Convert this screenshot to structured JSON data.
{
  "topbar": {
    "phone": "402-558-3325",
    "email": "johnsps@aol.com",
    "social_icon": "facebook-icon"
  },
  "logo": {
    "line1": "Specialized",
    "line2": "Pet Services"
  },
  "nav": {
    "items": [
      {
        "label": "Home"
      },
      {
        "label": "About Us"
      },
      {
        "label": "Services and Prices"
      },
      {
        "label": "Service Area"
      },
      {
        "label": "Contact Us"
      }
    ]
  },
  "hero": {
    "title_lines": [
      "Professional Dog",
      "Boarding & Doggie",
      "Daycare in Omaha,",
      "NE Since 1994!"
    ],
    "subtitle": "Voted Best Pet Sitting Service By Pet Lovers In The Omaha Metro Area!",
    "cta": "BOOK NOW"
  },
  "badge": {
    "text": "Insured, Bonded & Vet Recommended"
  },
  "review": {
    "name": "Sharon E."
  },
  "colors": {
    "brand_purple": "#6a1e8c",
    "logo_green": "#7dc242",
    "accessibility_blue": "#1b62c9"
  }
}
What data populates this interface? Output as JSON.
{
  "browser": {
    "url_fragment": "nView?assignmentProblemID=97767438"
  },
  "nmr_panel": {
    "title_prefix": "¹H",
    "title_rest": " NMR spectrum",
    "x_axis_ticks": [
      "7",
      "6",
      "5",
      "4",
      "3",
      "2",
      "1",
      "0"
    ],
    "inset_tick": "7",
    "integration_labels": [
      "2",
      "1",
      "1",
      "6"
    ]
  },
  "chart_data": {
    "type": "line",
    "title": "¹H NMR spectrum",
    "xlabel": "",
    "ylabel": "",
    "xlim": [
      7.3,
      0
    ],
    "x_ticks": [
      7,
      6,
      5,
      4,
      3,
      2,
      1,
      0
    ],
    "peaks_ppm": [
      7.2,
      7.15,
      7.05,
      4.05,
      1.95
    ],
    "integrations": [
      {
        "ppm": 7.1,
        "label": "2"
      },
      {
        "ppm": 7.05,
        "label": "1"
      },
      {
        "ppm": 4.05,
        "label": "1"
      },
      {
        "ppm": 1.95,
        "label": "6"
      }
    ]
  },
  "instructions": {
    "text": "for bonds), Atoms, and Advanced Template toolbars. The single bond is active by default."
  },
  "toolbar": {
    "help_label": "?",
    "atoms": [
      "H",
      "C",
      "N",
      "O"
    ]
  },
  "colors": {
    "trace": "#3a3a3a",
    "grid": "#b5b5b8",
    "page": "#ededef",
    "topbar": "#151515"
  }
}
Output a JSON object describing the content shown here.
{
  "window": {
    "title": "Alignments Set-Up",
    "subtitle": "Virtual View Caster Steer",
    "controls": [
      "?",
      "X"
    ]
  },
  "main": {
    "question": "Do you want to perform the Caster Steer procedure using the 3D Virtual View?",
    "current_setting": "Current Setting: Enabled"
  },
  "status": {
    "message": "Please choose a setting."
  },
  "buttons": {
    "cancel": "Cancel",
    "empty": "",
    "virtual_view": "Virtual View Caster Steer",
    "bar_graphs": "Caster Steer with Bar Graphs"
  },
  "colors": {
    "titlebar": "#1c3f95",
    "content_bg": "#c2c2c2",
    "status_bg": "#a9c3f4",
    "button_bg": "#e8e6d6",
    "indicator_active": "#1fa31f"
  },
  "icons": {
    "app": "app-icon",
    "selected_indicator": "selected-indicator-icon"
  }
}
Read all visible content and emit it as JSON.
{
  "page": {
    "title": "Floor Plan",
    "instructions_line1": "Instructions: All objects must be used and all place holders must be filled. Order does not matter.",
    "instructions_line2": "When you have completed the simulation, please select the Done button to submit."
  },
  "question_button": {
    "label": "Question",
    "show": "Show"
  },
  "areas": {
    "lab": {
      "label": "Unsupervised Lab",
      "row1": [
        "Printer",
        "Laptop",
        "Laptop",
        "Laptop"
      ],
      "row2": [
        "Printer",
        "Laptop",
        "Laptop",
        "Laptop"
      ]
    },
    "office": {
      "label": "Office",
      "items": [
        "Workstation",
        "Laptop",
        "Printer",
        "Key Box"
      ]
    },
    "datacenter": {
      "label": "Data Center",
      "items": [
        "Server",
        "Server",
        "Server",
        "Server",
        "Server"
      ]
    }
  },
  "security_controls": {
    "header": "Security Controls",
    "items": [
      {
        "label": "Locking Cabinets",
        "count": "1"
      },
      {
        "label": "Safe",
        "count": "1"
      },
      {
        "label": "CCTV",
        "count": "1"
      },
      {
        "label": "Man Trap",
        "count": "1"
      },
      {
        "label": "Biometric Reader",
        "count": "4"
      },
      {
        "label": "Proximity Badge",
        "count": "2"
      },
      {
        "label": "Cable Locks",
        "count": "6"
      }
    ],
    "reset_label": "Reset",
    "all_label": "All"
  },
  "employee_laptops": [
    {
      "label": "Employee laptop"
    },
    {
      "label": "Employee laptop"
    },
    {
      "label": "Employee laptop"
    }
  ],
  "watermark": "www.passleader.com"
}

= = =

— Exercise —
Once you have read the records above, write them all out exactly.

— Output below —
Convert this screenshot to structured JSON data.
{
  "topbar": {
    "phone": "402-558-3325",
    "email": "johnsps@aol.com",
    "social_icon": "facebook-icon"
  },
  "logo": {
    "line1": "Specialized",
    "line2": "Pet Services"
  },
  "nav": {
    "items": [
      {
        "label": "Home"
      },
      {
        "label": "About Us"
      },
      {
        "label": "Services and Prices"
      },
      {
        "label": "Service Area"
      },
      {
        "label": "Contact Us"
      }
    ]
  },
  "hero": {
    "title_lines": [
      "Professional Dog",
      "Boarding & Doggie",
      "Daycare in Omaha,",
      "NE Since 1994!"
    ],
    "subtitle": "Voted Best Pet Sitting Service By Pet Lovers In The Omaha Metro Area!",
    "cta": "BOOK NOW"
  },
  "badge": {
    "text": "Insured, Bonded & Vet Recommended"
  },
  "review": {
    "name": "Sharon E."
  },
  "colors": {
    "brand_purple": "#6a1e8c",
    "logo_green": "#7dc242",
    "accessibility_blue": "#1b62c9"
  }
}
What data populates this interface? Output as JSON.
{
  "browser": {
    "url_fragment": "nView?assignmentProblemID=97767438"
  },
  "nmr_panel": {
    "title_prefix": "¹H",
    "title_rest": " NMR spectrum",
    "x_axis_ticks": [
      "7",
      "6",
      "5",
      "4",
      "3",
      "2",
      "1",
      "0"
    ],
    "inset_tick": "7",
    "integration_labels": [
      "2",
      "1",
      "1",
      "6"
    ]
  },
  "chart_data": {
    "type": "line",
    "title": "¹H NMR spectrum",
    "xlabel": "",
    "ylabel": "",
    "xlim": [
      7.3,
      0
    ],
    "x_ticks": [
      7,
      6,
      5,
      4,
      3,
      2,
      1,
      0
    ],
    "peaks_ppm": [
      7.2,
      7.15,
      7.05,
      4.05,
      1.95
    ],
    "integrations": [
      {
        "ppm": 7.1,
        "label": "2"
      },
      {
        "ppm": 7.05,
        "label": "1"
      },
      {
        "ppm": 4.05,
        "label": "1"
      },
      {
        "ppm": 1.95,
        "label": "6"
      }
    ]
  },
  "instructions": {
    "text": "for bonds), Atoms, and Advanced Template toolbars. The single bond is active by default."
  },
  "toolbar": {
    "help_label": "?",
    "atoms": [
      "H",
      "C",
      "N",
      "O"
    ]
  },
  "colors": {
    "trace": "#3a3a3a",
    "grid": "#b5b5b8",
    "page": "#ededef",
    "topbar": "#151515"
  }
}
Output a JSON object describing the content shown here.
{
  "window": {
    "title": "Alignments Set-Up",
    "subtitle": "Virtual View Caster Steer",
    "controls": [
      "?",
      "X"
    ]
  },
  "main": {
    "question": "Do you want to perform the Caster Steer procedure using the 3D Virtual View?",
    "current_setting": "Current Setting: Enabled"
  },
  "status": {
    "message": "Please choose a setting."
  },
  "buttons": {
    "cancel": "Cancel",
    "empty": "",
    "virtual_view": "Virtual View Caster Steer",
    "bar_graphs": "Caster Steer with Bar Graphs"
  },
  "colors": {
    "titlebar": "#1c3f95",
    "content_bg": "#c2c2c2",
    "status_bg": "#a9c3f4",
    "button_bg": "#e8e6d6",
    "indicator_active": "#1fa31f"
  },
  "icons": {
    "app": "app-icon",
    "selected_indicator": "selected-indicator-icon"
  }
}
Read all visible content and emit it as JSON.
{
  "page": {
    "title": "Floor Plan",
    "instructions_line1": "Instructions: All objects must be used and all place holders must be filled. Order does not matter.",
    "instructions_line2": "When you have completed the simulation, please select the Done button to submit."
  },
  "question_button": {
    "label": "Question",
    "show": "Show"
  },
  "areas": {
    "lab": {
      "label": "Unsupervised Lab",
      "row1": [
        "Printer",
        "Laptop",
        "Laptop",
        "Laptop"
      ],
      "row2": [
        "Printer",
        "Laptop",
        "Laptop",
        "Laptop"
      ]
    },
    "office": {
      "label": "Office",
      "items": [
        "Workstation",
        "Laptop",
        "Printer",
        "Key Box"
      ]
    },
    "datacenter": {
      "label": "Data Center",
      "items": [
        "Server",
        "Server",
        "Server",
        "Server",
        "Server"
      ]
    }
  },
  "security_controls": {
    "header": "Security Controls",
    "items": [
      {
        "label": "Locking Cabinets",
        "count": "1"
      },
      {
        "label": "Safe",
        "count": "1"
      },
      {
        "label": "CCTV",
        "count": "1"
      },
      {
        "label": "Man Trap",
        "count": "1"
      },
      {
        "label": "Biometric Reader",
        "count": "4"
      },
      {
        "label": "Proximity Badge",
        "count": "2"
      },
      {
        "label": "Cable Locks",
        "count": "6"
      }
    ],
    "reset_label": "Reset",
    "all_label": "All"
  },
  "employee_laptops": [
    {
      "label": "Employee laptop"
    },
    {
      "label": "Employee laptop"
    },
    {
      "label": "Employee laptop"
    }
  ],
  "watermark": "www.passleader.com"
}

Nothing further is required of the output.